This past week I was fortunate enough to host a group of 5 to the comfortable Woodland Plantation in southern Louisiana. As an employee of Tailwaters Fly Fishing Co, I assumed the position of a host for the group. I arrived in Louisiana with high expectations. Why the hell shouldn’t I, right? In the past year we have sent over 100 anglers to this destination and we continue to hear nothing but great things about the fishery. Our great friend and loyal customer Dennis Burns, landed a whopping 38# redfish last March, which is one of many bull reds we have heard of being landed.
The Woodland Plantation is a wonderful bed and breakfast situated in the heart of southern Louisiana’s marshland. For me, the food is what makes the Woodland special. Each evening starts with two rounds of incredible appetizers, usually a mixture of fried shrimp, spring rolls, crawfish cakes, and others. Once sat, the server starts you with the soup of the day. For our particular group we had gumbo on Sunday, red beans and rice on Monday, crawfish etouffee on Tuesday, and duck & sausage andouille on Wednesday. Next is a dinner salad upon arrival of the entree. The server reads off different options from which you can choose. Redfish, quail, and steak are common among these choices.
So, back to my expectations and how they were ultimately met. Going in, we all knew the weather this season had been punishing. Alike the rest of the country, the southern flats of Louisiana have been experienced colder weather than the norm. The key for our success was getting sunlight and finding warm water. Obviously we needed sun to see, but we also needed it to warm the shallow flats. We quickly realized that this may not happen due to the fact we had 20-25 knot winds. A quick breakdown of the weather we experienced — lots of sun + lots of wind = little change in water temperature. Our first three days we did catch fish, but it was tough, real tough. Because of the wind, we had very dirty water which made sight casting to redfish difficult. Eighty five percent of the time, I would look down from the casting platform only to realize we had just spooked another redfish beneath the boat. Every so often though, I would spot a fish with a dark back or one sitting closer to the surface, would make a cast and more often than not would get an eat. By Wednesday we were all frustrated with the wind, and the dirty water but were ready to face our last day on the water. The forecast called for winds to blow at 5-15 knots and luckily the forecast was wrong. Thursday was our day of redemption, we had calm enough conditions to run the boats far closer to the gulf than we had previously and that was our ticket to success. After making a drift across the first flat, our guide took us to an incredible place. Capt. Bryan Carter made the decision to cross the sand bar and go into the gulf to explore the beaches. The gulf water was far warmer than the water on the flats and we quickly started seeing fish (big fish). Within minutes Bryan spotted a huge redfish tail breaking the surface. At this particular point in time, Jared was on the platform searching for this fish. When we found the fish, Jared placed a perfect cast in front of this fish. He slurped it up, and it was on. We initially thought this fish was short of 20lbs, but were very surprised when Jared reeled this fish closer to the boat. After netting and landing the redfish, it weighed in at 29lbs. Not a bad way to end the trip!
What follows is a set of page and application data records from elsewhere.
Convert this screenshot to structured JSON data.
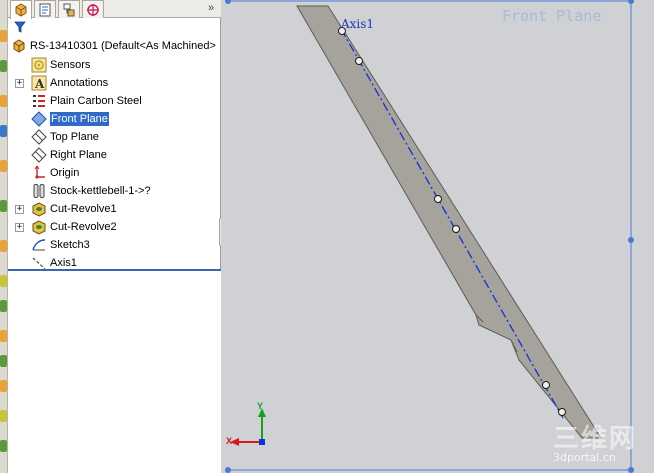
{
  "fm_tree": {
    "root": {
      "label": "RS-13410301  (Default<As Machined>"
    },
    "items": [
      {
        "label": "Sensors",
        "icon": "sensors-icon",
        "expandable": false
      },
      {
        "label": "Annotations",
        "icon": "annotations-icon",
        "expandable": true
      },
      {
        "label": "Plain Carbon Steel",
        "icon": "material-icon",
        "expandable": false
      },
      {
        "label": "Front Plane",
        "icon": "plane-icon",
        "expandable": false,
        "selected": true
      },
      {
        "label": "Top Plane",
        "icon": "plane-icon",
        "expandable": false
      },
      {
        "label": "Right Plane",
        "icon": "plane-icon",
        "expandable": false
      },
      {
        "label": "Origin",
        "icon": "origin-icon",
        "expandable": false
      },
      {
        "label": "Stock-kettlebell-1->?",
        "icon": "stock-icon",
        "expandable": false
      },
      {
        "label": "Cut-Revolve1",
        "icon": "cut-revolve-icon",
        "expandable": true
      },
      {
        "label": "Cut-Revolve2",
        "icon": "cut-revolve-icon",
        "expandable": true
      },
      {
        "label": "Sketch3",
        "icon": "sketch-icon",
        "expandable": false
      },
      {
        "label": "Axis1",
        "icon": "axis-icon",
        "expandable": false
      }
    ],
    "tabs_overflow": "»"
  },
  "viewport": {
    "plane_label": "Front Plane",
    "axis_label": "Axis1",
    "triad": {
      "x_label": "X",
      "y_label": "Y"
    },
    "watermark": {
      "text": "三维网",
      "url": "3dportal.cn"
    }
  },
  "colors": {
    "selection": "#316ac5",
    "plane_border": "#4a7ad6",
    "axis_line": "#1530d8",
    "part_face": "#a6a39c",
    "viewport_bg": "#cfd1d5"
  }
}
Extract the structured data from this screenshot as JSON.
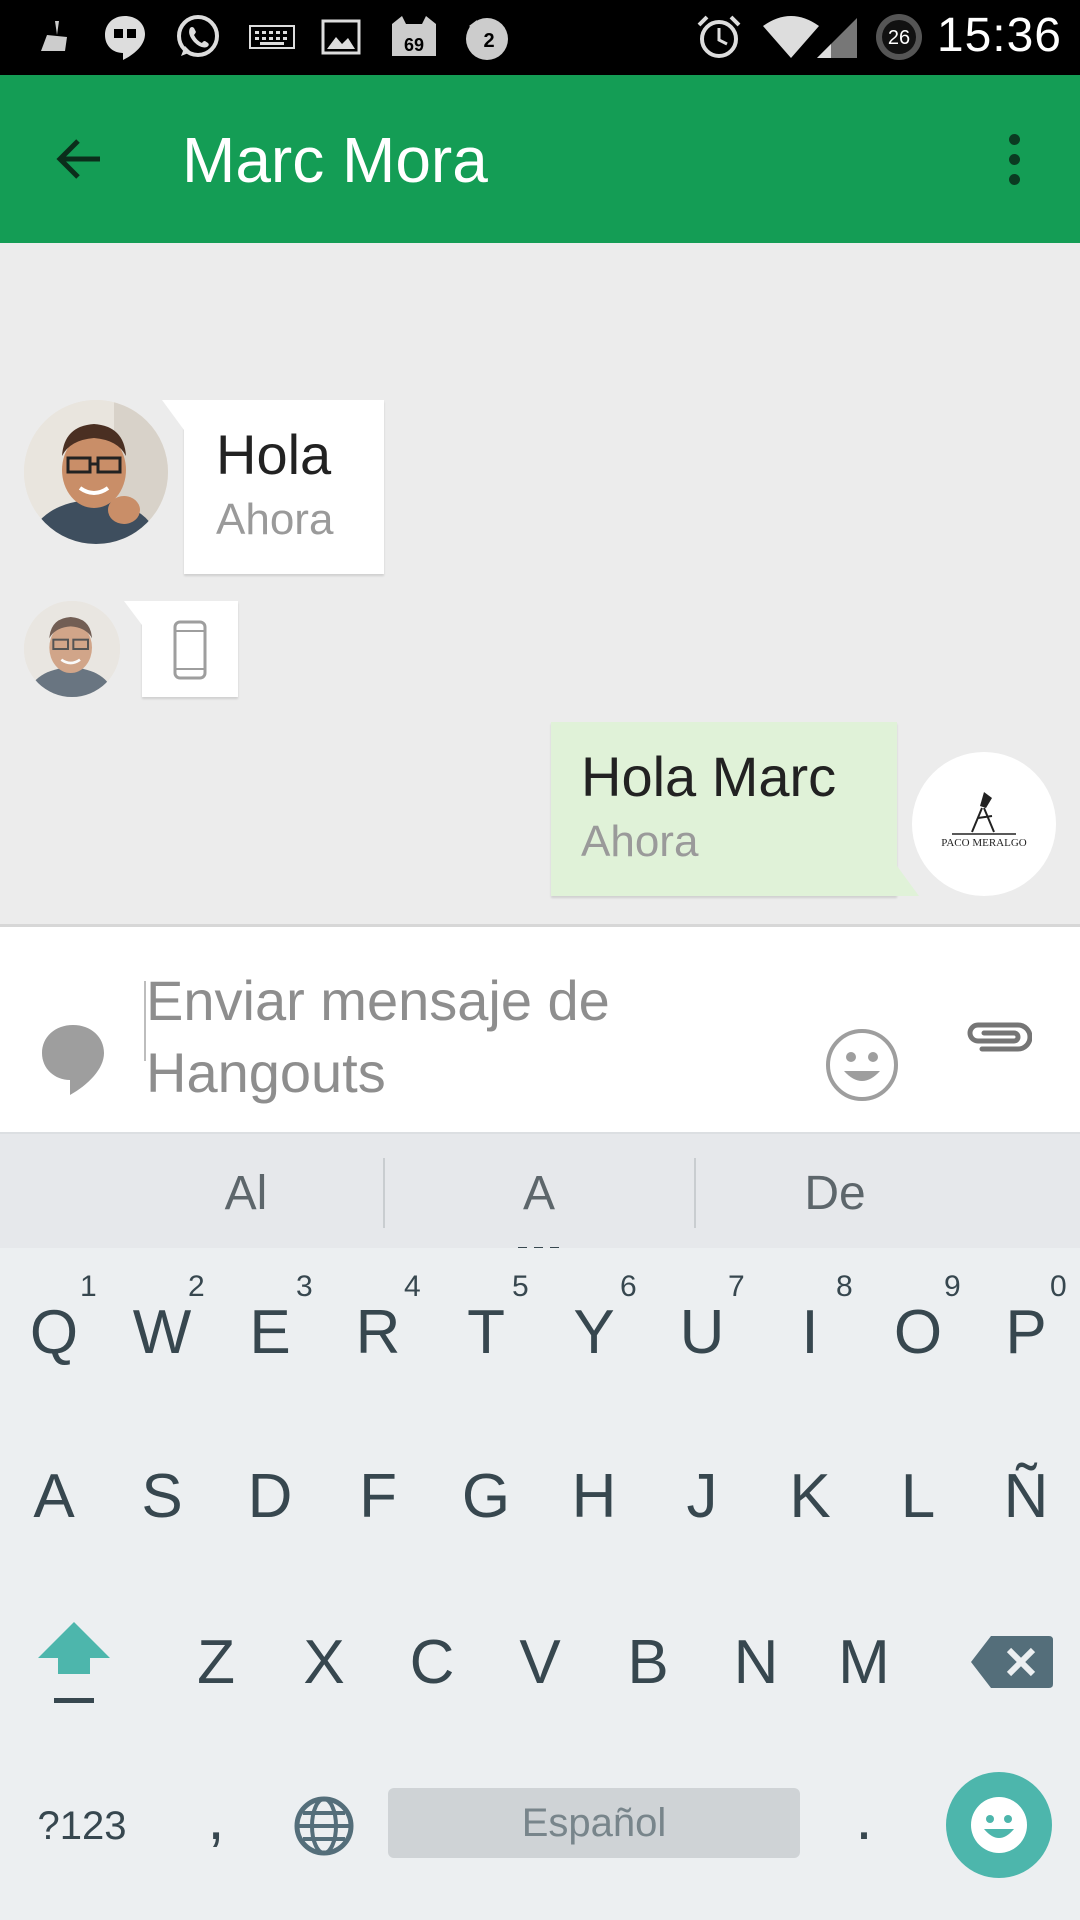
{
  "status_bar": {
    "time": "15:36",
    "battery_level": "26",
    "notification_badges": {
      "mail_count": "69",
      "chat_count": "2"
    }
  },
  "app_bar": {
    "title": "Marc Mora"
  },
  "messages": [
    {
      "text": "Hola",
      "time": "Ahora"
    },
    {
      "text": "Hola Marc",
      "time": "Ahora"
    }
  ],
  "sender_avatar_label": "PACO MERALGO",
  "compose": {
    "placeholder": "Enviar mensaje de Hangouts"
  },
  "suggestions": [
    "Al",
    "A",
    "De"
  ],
  "keyboard": {
    "row1": [
      "Q",
      "W",
      "E",
      "R",
      "T",
      "Y",
      "U",
      "I",
      "O",
      "P"
    ],
    "row1_hints": [
      "1",
      "2",
      "3",
      "4",
      "5",
      "6",
      "7",
      "8",
      "9",
      "0"
    ],
    "row2": [
      "A",
      "S",
      "D",
      "F",
      "G",
      "H",
      "J",
      "K",
      "L",
      "Ñ"
    ],
    "row3": [
      "Z",
      "X",
      "C",
      "V",
      "B",
      "N",
      "M"
    ],
    "symbols_label": "?123",
    "comma": ",",
    "period": ".",
    "space_label": "Español"
  },
  "colors": {
    "app_bar": "#149d55",
    "sent_bubble": "#e0f2d8",
    "emoji_fab": "#4db6ac",
    "shift_accent": "#4db6ac"
  },
  "icons": [
    "cleaner-icon",
    "hangouts-notification-icon",
    "whatsapp-icon",
    "keyboard-icon",
    "image-icon",
    "mail-icon",
    "chat-badge-icon",
    "alarm-icon",
    "wifi-icon",
    "signal-icon",
    "battery-icon",
    "back-arrow-icon",
    "overflow-menu-icon",
    "phone-device-icon",
    "hangouts-bubble-icon",
    "emoji-icon",
    "attach-icon",
    "shift-icon",
    "globe-icon",
    "backspace-icon"
  ]
}
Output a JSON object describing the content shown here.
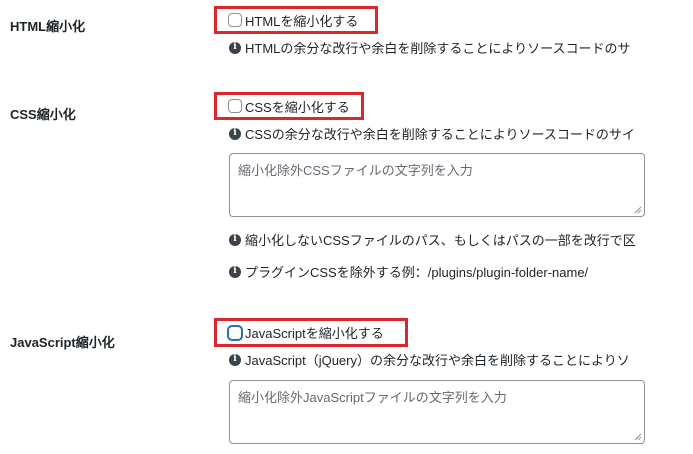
{
  "html_section": {
    "label": "HTML縮小化",
    "checkbox_label": "HTMLを縮小化する",
    "checked": false,
    "description": "HTMLの余分な改行や余白を削除することによりソースコードのサ"
  },
  "css_section": {
    "label": "CSS縮小化",
    "checkbox_label": "CSSを縮小化する",
    "checked": false,
    "description": "CSSの余分な改行や余白を削除することによりソースコードのサイ",
    "exclude_placeholder": "縮小化除外CSSファイルの文字列を入力",
    "note_exclude": "縮小化しないCSSファイルのパス、もしくはパスの一部を改行で区",
    "note_example": "プラグインCSSを除外する例：/plugins/plugin-folder-name/"
  },
  "js_section": {
    "label": "JavaScript縮小化",
    "checkbox_label": "JavaScriptを縮小化する",
    "checked": false,
    "description": "JavaScript（jQuery）の余分な改行や余白を削除することによりソ",
    "exclude_placeholder": "縮小化除外JavaScriptファイルの文字列を入力"
  },
  "colors": {
    "highlight_border": "#d9272e",
    "focus_accent": "#2271b1"
  },
  "icons": {
    "info": "info-circle-icon",
    "resize": "resize-grip-icon"
  }
}
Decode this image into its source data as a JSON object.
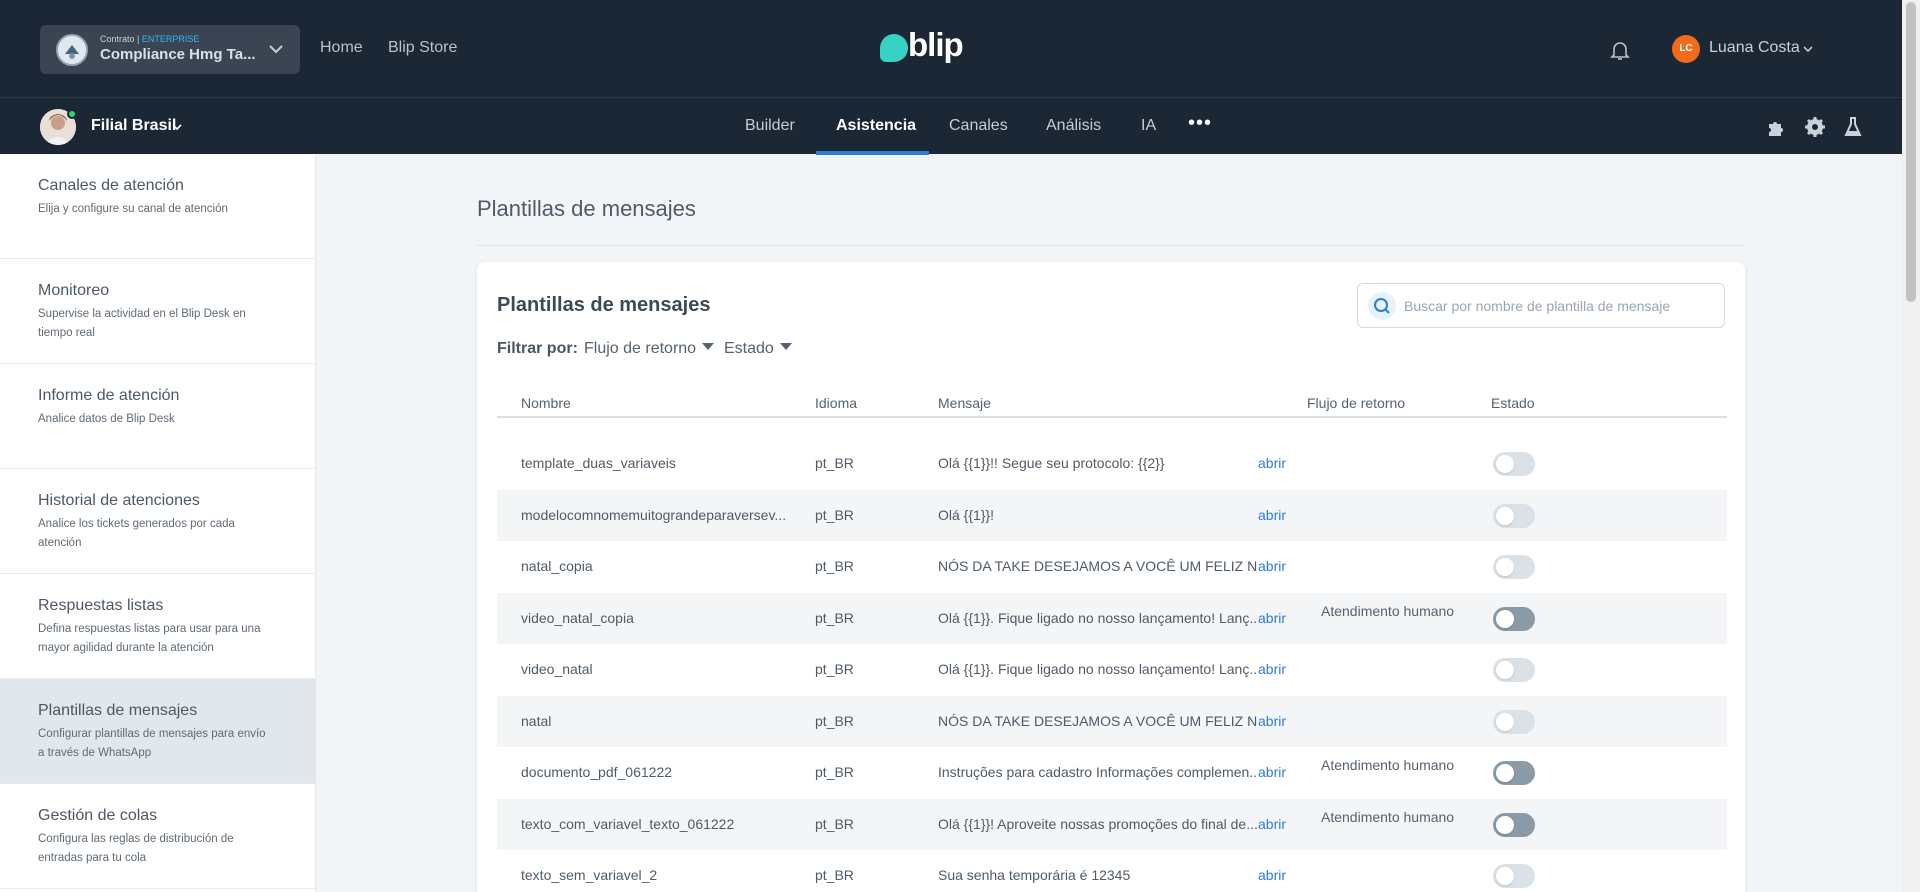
{
  "header": {
    "contract": {
      "prefix": "Contrato | ",
      "tier": "ENTERPRISE",
      "name": "Compliance Hmg Ta..."
    },
    "nav": [
      {
        "label": "Home"
      },
      {
        "label": "Blip Store"
      }
    ],
    "brand": "blip",
    "user": {
      "initials": "LC",
      "name": "Luana Costa"
    }
  },
  "subnav": {
    "bot_name": "Filial Brasil",
    "tabs": [
      {
        "label": "Builder"
      },
      {
        "label": "Asistencia"
      },
      {
        "label": "Canales"
      },
      {
        "label": "Análisis"
      },
      {
        "label": "IA"
      }
    ],
    "more": "•••"
  },
  "sidebar": {
    "items": [
      {
        "title": "Canales de atención",
        "desc": "Elija y configure su canal de atención"
      },
      {
        "title": "Monitoreo",
        "desc": "Supervise la actividad en el Blip Desk en tiempo real"
      },
      {
        "title": "Informe de atención",
        "desc": "Analice datos de Blip Desk"
      },
      {
        "title": "Historial de atenciones",
        "desc": "Analice los tickets generados por cada atención"
      },
      {
        "title": "Respuestas listas",
        "desc": "Defina respuestas listas para usar para una mayor agilidad durante la atención"
      },
      {
        "title": "Plantillas de mensajes",
        "desc": "Configurar plantillas de mensajes para envío a través de WhatsApp"
      },
      {
        "title": "Gestión de colas",
        "desc": "Configura las reglas de distribución de entradas para tu cola"
      }
    ]
  },
  "main": {
    "page_title": "Plantillas de mensajes",
    "card_title": "Plantillas de mensajes",
    "search_placeholder": "Buscar por nombre de plantilla de mensaje",
    "filter_label": "Filtrar por:",
    "filters": [
      {
        "label": "Flujo de retorno"
      },
      {
        "label": "Estado"
      }
    ],
    "columns": {
      "name": "Nombre",
      "lang": "Idioma",
      "msg": "Mensaje",
      "flow": "Flujo de retorno",
      "status": "Estado"
    },
    "rows": [
      {
        "name": "template_duas_variaveis",
        "lang": "pt_BR",
        "msg": "Olá {{1}}!! Segue seu protocolo: {{2}}",
        "open": "abrir",
        "flow": "",
        "status_active": false
      },
      {
        "name": "modelocomnomemuitograndeparaversev...",
        "lang": "pt_BR",
        "msg": "Olá {{1}}!",
        "open": "abrir",
        "flow": "",
        "status_active": false
      },
      {
        "name": "natal_copia",
        "lang": "pt_BR",
        "msg": "NÓS DA TAKE DESEJAMOS A VOCÊ UM FELIZ N...",
        "open": "abrir",
        "flow": "",
        "status_active": false
      },
      {
        "name": "video_natal_copia",
        "lang": "pt_BR",
        "msg": "Olá {{1}}. Fique ligado no nosso lançamento! Lanç...",
        "open": "abrir",
        "flow": "Atendimento humano",
        "status_active": true
      },
      {
        "name": "video_natal",
        "lang": "pt_BR",
        "msg": "Olá {{1}}. Fique ligado no nosso lançamento! Lanç...",
        "open": "abrir",
        "flow": "",
        "status_active": false
      },
      {
        "name": "natal",
        "lang": "pt_BR",
        "msg": "NÓS DA TAKE DESEJAMOS A VOCÊ UM FELIZ N...",
        "open": "abrir",
        "flow": "",
        "status_active": false
      },
      {
        "name": "documento_pdf_061222",
        "lang": "pt_BR",
        "msg": "Instruções para cadastro Informações complemen...",
        "open": "abrir",
        "flow": "Atendimento humano",
        "status_active": true
      },
      {
        "name": "texto_com_variavel_texto_061222",
        "lang": "pt_BR",
        "msg": "Olá {{1}}! Aproveite nossas promoções do final de...",
        "open": "abrir",
        "flow": "Atendimento humano",
        "status_active": true
      },
      {
        "name": "texto_sem_variavel_2",
        "lang": "pt_BR",
        "msg": "Sua senha temporária é 12345",
        "open": "abrir",
        "flow": "",
        "status_active": false
      }
    ]
  },
  "colors": {
    "header_bg": "#1c2735",
    "accent": "#2f7dd1",
    "brand": "#37d2c4",
    "avatar": "#f26b1d"
  }
}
Despite the harsh weather, we ended up having a very successful trip. There were many fish taken in the 12-16lb range, and on the last day Jared landed his trophy. Other Tailwaters’ customers Rick Buferd, John Hansen, Joey Pate, and Joe Worsham found large schools of redfish and caught in total of over 75 fish!